Due to government regulation policy formulated in the late 19th century, the EL and other railroads could not abandon long-distance passenger runs, despite the fact that competition from airlines, bus lines and the private automobile made them unprofitable. However, the EL did post profits in the mid and late 1960s through heavy cost-cutting, equipment modernization, suburban industrial development, increased piggy-back trailer traffic, steady reduction of long-distance passenger train service, which ended on January 6, 1970. Additional rail traffic was temporarily diverted to the EL because of service problems on the troubled Penn Central lines, which the EL paralleled; the EL built a state of the art diesel engine repair facility in Marion and upgraded a large car repair shop in Meadville, Pennsylvania.
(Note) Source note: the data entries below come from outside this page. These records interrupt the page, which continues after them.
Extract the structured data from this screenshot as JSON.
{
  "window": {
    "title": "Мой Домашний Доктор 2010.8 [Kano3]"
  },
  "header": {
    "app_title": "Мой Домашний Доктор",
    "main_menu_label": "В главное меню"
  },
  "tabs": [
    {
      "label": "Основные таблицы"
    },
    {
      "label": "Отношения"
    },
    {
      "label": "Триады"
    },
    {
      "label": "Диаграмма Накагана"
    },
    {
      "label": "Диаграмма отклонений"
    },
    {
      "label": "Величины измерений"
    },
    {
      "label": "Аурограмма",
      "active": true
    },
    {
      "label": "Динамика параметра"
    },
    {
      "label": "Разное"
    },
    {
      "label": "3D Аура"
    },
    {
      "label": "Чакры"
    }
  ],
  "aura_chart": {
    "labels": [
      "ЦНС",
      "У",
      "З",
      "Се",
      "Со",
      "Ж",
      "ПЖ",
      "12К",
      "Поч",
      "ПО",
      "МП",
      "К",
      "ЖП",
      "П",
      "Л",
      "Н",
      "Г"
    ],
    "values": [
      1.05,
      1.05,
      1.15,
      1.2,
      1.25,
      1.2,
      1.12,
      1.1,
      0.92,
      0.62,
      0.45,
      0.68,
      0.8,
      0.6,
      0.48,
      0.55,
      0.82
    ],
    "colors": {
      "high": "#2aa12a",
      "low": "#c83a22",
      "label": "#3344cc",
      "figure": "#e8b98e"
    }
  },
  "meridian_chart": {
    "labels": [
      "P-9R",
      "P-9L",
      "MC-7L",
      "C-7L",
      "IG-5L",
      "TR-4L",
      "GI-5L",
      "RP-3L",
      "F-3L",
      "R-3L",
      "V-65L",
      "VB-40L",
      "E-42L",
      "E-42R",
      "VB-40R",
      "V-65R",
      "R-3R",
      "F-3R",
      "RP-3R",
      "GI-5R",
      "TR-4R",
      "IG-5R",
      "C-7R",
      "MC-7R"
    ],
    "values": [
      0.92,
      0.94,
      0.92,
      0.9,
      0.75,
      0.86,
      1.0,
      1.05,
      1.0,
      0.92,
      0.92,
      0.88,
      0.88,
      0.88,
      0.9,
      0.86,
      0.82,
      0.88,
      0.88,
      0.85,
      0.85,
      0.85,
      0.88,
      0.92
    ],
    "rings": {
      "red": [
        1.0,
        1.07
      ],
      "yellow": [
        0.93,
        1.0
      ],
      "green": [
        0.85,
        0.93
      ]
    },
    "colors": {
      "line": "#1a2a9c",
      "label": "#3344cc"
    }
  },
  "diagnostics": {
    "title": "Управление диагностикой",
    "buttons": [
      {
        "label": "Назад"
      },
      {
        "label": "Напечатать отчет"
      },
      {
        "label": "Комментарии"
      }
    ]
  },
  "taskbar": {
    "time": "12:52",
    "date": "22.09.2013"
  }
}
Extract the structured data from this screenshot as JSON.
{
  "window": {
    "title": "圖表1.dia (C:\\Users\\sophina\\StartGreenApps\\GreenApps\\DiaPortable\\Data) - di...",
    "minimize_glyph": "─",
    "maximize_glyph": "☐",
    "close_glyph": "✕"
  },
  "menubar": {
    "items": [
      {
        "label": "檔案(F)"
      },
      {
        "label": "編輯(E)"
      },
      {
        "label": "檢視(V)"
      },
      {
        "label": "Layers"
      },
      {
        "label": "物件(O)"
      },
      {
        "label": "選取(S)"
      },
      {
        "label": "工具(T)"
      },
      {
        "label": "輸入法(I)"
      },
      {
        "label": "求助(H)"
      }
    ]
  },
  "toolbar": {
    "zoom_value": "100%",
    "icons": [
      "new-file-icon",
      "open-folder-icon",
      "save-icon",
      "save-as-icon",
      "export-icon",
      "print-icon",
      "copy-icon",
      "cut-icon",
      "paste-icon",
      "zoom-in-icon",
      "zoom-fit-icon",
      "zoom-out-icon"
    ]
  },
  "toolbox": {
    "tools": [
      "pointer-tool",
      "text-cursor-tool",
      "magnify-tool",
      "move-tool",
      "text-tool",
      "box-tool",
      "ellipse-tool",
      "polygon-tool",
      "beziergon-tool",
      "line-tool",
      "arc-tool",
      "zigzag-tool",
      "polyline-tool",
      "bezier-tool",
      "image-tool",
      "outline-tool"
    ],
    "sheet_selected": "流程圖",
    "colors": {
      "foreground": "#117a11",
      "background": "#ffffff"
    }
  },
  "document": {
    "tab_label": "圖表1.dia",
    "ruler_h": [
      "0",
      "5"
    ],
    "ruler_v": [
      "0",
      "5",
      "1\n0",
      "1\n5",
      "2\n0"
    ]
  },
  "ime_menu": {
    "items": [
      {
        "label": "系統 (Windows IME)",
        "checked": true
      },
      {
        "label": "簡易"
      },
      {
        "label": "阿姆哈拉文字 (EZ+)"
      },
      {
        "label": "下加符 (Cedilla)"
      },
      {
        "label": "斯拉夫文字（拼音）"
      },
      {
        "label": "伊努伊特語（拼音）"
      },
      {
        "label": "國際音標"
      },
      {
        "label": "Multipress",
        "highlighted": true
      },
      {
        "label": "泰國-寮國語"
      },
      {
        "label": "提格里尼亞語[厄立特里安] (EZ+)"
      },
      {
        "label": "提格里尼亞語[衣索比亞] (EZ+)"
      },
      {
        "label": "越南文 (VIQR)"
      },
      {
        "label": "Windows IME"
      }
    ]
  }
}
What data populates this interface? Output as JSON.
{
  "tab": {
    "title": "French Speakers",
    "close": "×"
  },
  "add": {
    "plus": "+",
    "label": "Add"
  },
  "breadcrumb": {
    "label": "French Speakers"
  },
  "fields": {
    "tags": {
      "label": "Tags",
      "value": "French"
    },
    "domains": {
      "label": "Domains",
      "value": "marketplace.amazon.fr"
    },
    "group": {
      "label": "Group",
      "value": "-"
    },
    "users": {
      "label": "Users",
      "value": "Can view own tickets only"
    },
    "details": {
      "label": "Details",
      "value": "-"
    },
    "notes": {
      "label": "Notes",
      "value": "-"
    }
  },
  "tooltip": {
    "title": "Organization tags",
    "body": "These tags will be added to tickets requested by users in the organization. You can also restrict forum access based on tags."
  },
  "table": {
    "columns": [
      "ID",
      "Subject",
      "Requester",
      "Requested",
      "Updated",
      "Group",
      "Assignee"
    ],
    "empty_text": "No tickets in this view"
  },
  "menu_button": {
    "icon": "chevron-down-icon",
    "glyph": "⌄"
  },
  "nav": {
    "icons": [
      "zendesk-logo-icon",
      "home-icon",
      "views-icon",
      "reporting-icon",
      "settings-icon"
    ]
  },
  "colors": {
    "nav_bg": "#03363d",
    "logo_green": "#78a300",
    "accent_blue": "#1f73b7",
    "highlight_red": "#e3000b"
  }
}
As to its money-losing suburban passenger train services in the New York City metropolitan region, the EL had come to terms with the state of New Jersey during the late 1960s for adequate subsidy and for the purchase of new engines and coaches.
The EL gained a lucrative contract with United Parcel Service in 1970, which led to the operation of five dedicated intermodal trains daily between New Jersey and Chicago. The Erie Lackawanna Railway was formed March 1, 1968, as a subsidiary of Dereco, the holding company of the Norfolk and Western Railway, which had bought the railroad. On April 1, the assets were transferred as a condition of the proposed but never consummated merger between the N&W and Chesapeake and Ohio Railway. Dereco owned the Delaware & Hudson Railway at the time. In 1972, Hurricane Agnes destroyed many miles of track and related assets in southwestern New York State; the main line between Hornell and Binghamton was abandoned as not worth the high cost of rebuilding it. The cost of what repairs were done, the loss of revenue, forced the company into bankruptcy, filing for reorganization under Section 77 of the Federal Bankruptcy Act on June 26; the completion of the Interstate 80 highway across Pennsylvania and New Jersey by 1971 added to the Erie Lackawanna's financial problems, as it diverted piggyback traffic garnered from less than truckload shipping companies such as Navajo and Cooper-Jarrett.
On the flip-side, EL was able to land large contracts with UPS because of its ability to move piggyback traffic between Chicago and Metro New York more reliably, although not faster than Penn Central. For example, in 1971, the Penn Central advertised a 24 and 1/2 hour piggyback service from Metro New York to Metro Chicago in the Official Guide of the Railways, while the EL's Employees Timetable Number 3, New York Division, showed its fastest comparable schedule to be 28 hours and 45 minutes. By 1973, the Penn Central's fastest piggyback service between these points was shown in the Official Guide to be 26 hours and 15 minutes, while the EL's Employees Timetable Number 4 showed that the EL's fastest comparable schedule was 29 and 1/2 hours. After its 1972 bankruptcy, EL management attempted to plot an independent course, anticipating financial reorganization without a heavy debt burden. Therefore, it declined interest in joining the Consolidated Rail Corporation takeover of the other major bankrupt eastern lines.